For United States long-term residents and people, the 2009 estate tax exemption amounts to $3,500,000. That implies that estates valued at less than $3,500,000 will not go through estate tax for decedents passing away in 2009. Non-residents, however, can only move as much as $60,000 without paying an estate tax. Therefore, many non-residents residing in the United States, some just with modest possessions, will leave their heirs with a 45% costs on large taxable estates!

If a non-resident has a United States Resident partner, they can benefit from the IRC 2523 limitless marital deduction, which postpones all estate tax up until the death of the second partner. Yet, numerous non-residents do not have a United States resident spouse. For those with non-citizen partners, a Certified Domestic Trust (“QDOT”) can be developed to make certified transfers to one’s partner to lower or eliminate the estate tax expense. Together with a Credit Shelter Trust that reserves the $60,000 exemption amount, the QDOT can be an effective planning method. Upon his or her death, the non-Citizen partner will still leave their beneficiaries with a large taxable estate.
Third Trap: Present Tax on taxable transfers

Non residents can not make any “taxable transfers” for gift-tax purposes without incurring a gift tax. IRC 2102, 2106(a)( 3 ), 2505. Nevertheless, they need to keep in mind that they can benefit from gift-tax exclusions, such as the IRC 2503(b) annual exemption, and the unique IRC 2523(i) for non citizen partners.
Also, the type of property will make a distinction on whether a taxable transfer is subject to gift tax. For non-resident non-domicilaries, just those properties concerned to be positioned within the United States are subject to gift tax. Gifts of intangible possessions, on the other hand, will not go through present tax. Why is that important? Because shares of stock are considered intangible assets, they might be moved in particular situations without setting off any gift tax. Non-residents need to review which properties will undergo present tax in order to plan accordingly.

Conclusion: Be Prepared
Non-residents should seek education in order to decrease an undesirable level of exposure to move tax both now and upon their death. Consulting with an estate planning attorney who deals with international customers can assist alleviate these and other issues.

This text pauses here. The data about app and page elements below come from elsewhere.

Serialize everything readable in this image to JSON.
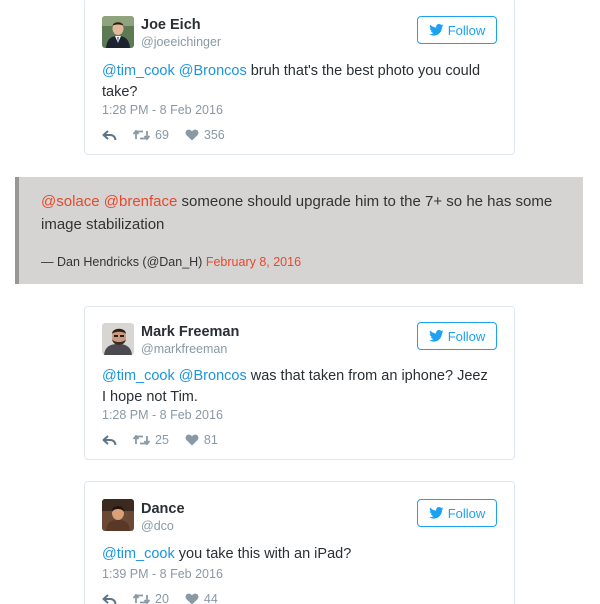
{
  "tweets": [
    {
      "name": "Joe Eich",
      "handle": "@joeeichinger",
      "follow_label": "Follow",
      "text": {
        "mention1": "@tim_cook",
        "mention2": "@Broncos",
        "body": " bruh that's the best photo you could take?"
      },
      "timestamp": "1:28 PM - 8 Feb 2016",
      "retweets": "69",
      "likes": "356",
      "avatar_icon": "man-in-suit-avatar"
    },
    {
      "name": "Mark Freeman",
      "handle": "@markfreeman",
      "follow_label": "Follow",
      "text": {
        "mention1": "@tim_cook",
        "mention2": "@Broncos",
        "body": " was that taken from an iphone? Jeez I hope not Tim."
      },
      "timestamp": "1:28 PM - 8 Feb 2016",
      "retweets": "25",
      "likes": "81",
      "avatar_icon": "bearded-man-avatar"
    },
    {
      "name": "Dance",
      "handle": "@dco",
      "follow_label": "Follow",
      "text": {
        "mention1": "@tim_cook",
        "body": " you take this with an iPad?"
      },
      "timestamp": "1:39 PM - 8 Feb 2016",
      "retweets": "20",
      "likes": "44",
      "avatar_icon": "person-avatar"
    }
  ],
  "quote": {
    "mention1": "@solace",
    "mention2": "@brenface",
    "body": " someone should upgrade him to the 7+ so he has some image stabilization",
    "author": "— Dan Hendricks (@Dan_H)",
    "date": "February 8, 2016"
  },
  "colors": {
    "twitter_blue": "#1da1f2",
    "mention_blue": "#1b95e0",
    "quote_accent": "#e8492b",
    "quote_bg": "#d6d3d3"
  },
  "icons": [
    "twitter-bird-icon",
    "reply-icon",
    "retweet-icon",
    "heart-icon"
  ]
}
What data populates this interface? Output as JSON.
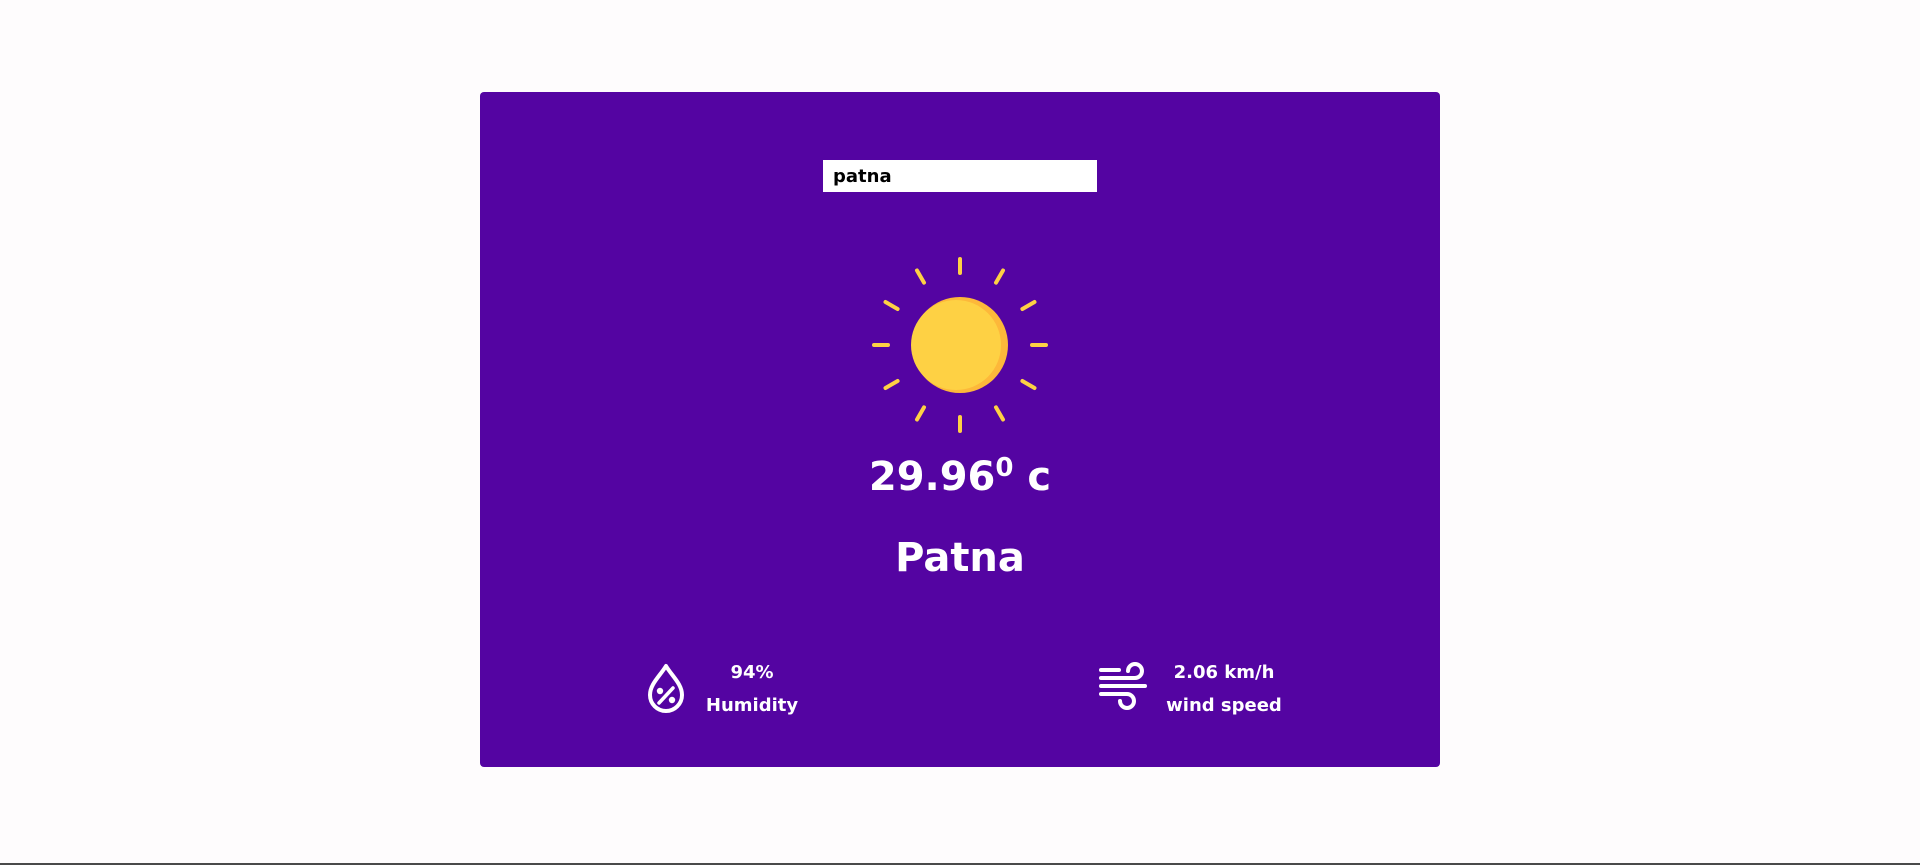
{
  "search": {
    "value": "patna"
  },
  "weather": {
    "icon": "sun-icon",
    "temperature": "29.96",
    "degree_symbol": "0",
    "unit": "c",
    "city": "Patna"
  },
  "details": {
    "humidity": {
      "icon": "humidity-drop-icon",
      "value": "94%",
      "label": "Humidity"
    },
    "wind": {
      "icon": "wind-icon",
      "value": "2.06 km/h",
      "label": "wind speed"
    }
  },
  "colors": {
    "card_background": "#5404a2",
    "sun": "#fed144",
    "page_background": "#fefcfd"
  }
}
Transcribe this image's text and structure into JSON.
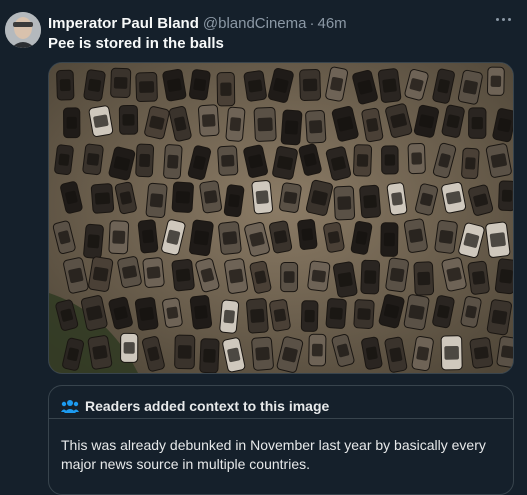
{
  "tweet": {
    "author_name": "Imperator Paul Bland",
    "author_handle": "@blandCinema",
    "separator": "·",
    "time": "46m",
    "text": "Pee is stored in the balls"
  },
  "icons": {
    "more": "more-options-icon",
    "readers": "people-icon"
  },
  "media": {
    "subject": "aerial view of rows of burnt-out cars"
  },
  "community_note": {
    "title": "Readers added context to this image",
    "body": "This was already debunked in November last year by basically every major news source in multiple countries."
  },
  "colors": {
    "background": "#15202b",
    "text_primary": "#f7f9f9",
    "text_secondary": "#8b98a5",
    "note_icon": "#1d9bf0",
    "border": "#38444d"
  }
}
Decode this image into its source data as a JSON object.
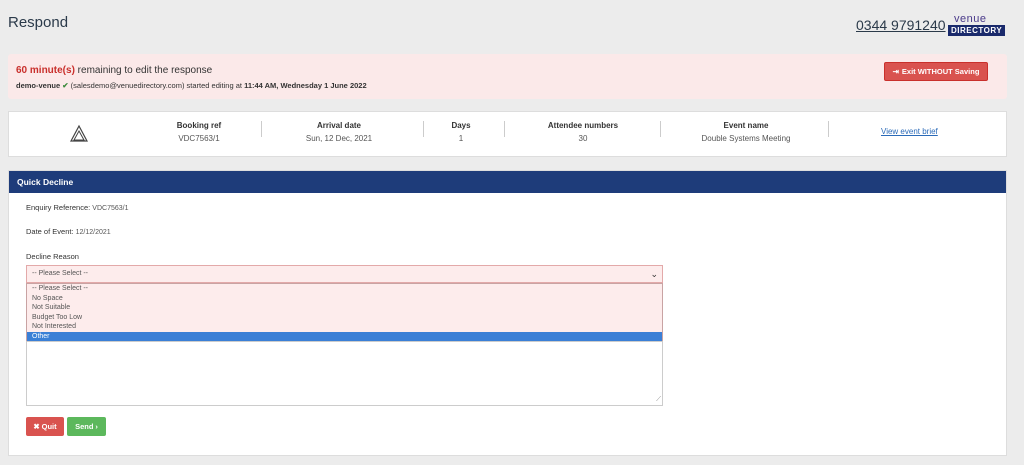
{
  "header": {
    "title": "Respond",
    "phone": "0344 9791240",
    "logo_top": "venue",
    "logo_bottom": "DIRECTORY"
  },
  "alert": {
    "minutes": "60 minute(s)",
    "message": " remaining to edit the response",
    "user": "demo-venue",
    "email": "(salesdemo@venuedirectory.com) started editing at ",
    "time": "11:44 AM, Wednesday 1 June 2022",
    "exit_label": "Exit WITHOUT Saving"
  },
  "summary": {
    "booking_ref_label": "Booking ref",
    "booking_ref": "VDC7563/1",
    "arrival_label": "Arrival date",
    "arrival": "Sun, 12 Dec, 2021",
    "days_label": "Days",
    "days": "1",
    "attendees_label": "Attendee numbers",
    "attendees": "30",
    "event_label": "Event name",
    "event": "Double Systems Meeting",
    "brief_link": "View event brief"
  },
  "panel": {
    "title": "Quick Decline",
    "enquiry_label": "Enquiry Reference:",
    "enquiry": "VDC7563/1",
    "date_label": "Date of Event:",
    "date": "12/12/2021",
    "decline_label": "Decline Reason",
    "selected": "-- Please Select --",
    "options": [
      "-- Please Select --",
      "No Space",
      "Not Suitable",
      "Budget Too Low",
      "Not Interested",
      "Other"
    ],
    "highlighted_option": "Other",
    "quit_label": "Quit",
    "send_label": "Send"
  },
  "colors": {
    "panel_header": "#1e3c7a",
    "danger": "#d9534f",
    "success": "#5cb85c",
    "highlight": "#3b7fd6"
  }
}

This post is meant to supply general info about estate planning methods and ought to not be trusted as an alternative for legal advice from a certified lawyer. Treasury policies need a disclaimer that to the level this post concerns tax matters, it is not planned to be utilized and can not be utilized by a taxpayer for the purpose of preventing penalties that may be enforced by law.